*** Input data Section Begins ***

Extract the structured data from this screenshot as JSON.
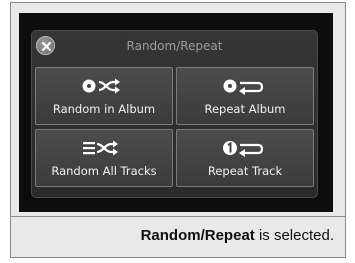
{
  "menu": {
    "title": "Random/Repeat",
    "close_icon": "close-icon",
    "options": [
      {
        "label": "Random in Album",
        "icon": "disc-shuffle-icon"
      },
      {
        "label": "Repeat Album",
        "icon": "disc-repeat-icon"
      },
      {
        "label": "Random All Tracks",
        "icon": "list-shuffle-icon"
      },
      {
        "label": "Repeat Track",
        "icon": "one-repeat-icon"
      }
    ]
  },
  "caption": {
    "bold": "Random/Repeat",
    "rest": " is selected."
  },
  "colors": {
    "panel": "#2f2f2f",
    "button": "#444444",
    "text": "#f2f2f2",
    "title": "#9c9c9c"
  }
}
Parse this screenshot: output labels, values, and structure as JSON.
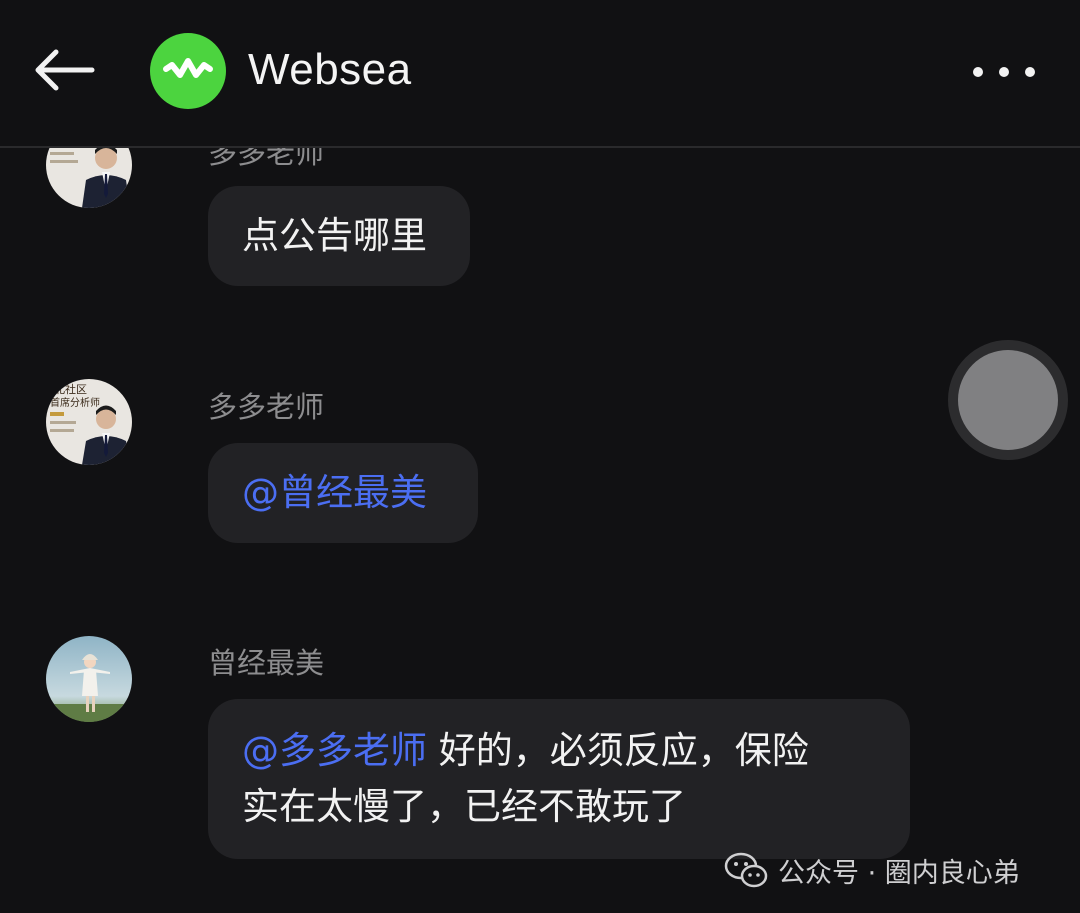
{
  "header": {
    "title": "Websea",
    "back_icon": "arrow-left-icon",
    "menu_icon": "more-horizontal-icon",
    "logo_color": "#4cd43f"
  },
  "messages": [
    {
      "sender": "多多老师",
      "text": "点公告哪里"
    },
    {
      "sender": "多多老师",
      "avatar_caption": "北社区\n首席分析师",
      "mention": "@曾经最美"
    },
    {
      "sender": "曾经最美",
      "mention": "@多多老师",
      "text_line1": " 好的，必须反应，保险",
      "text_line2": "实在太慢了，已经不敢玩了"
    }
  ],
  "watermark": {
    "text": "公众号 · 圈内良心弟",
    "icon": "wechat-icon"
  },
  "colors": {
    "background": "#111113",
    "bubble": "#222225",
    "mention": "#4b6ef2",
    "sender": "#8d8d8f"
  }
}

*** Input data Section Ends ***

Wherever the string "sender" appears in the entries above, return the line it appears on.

**Output of the exercise:**
      "sender": "多多老师",
      "sender": "多多老师",
      "sender": "曾经最美",
    "sender": "#8d8d8f"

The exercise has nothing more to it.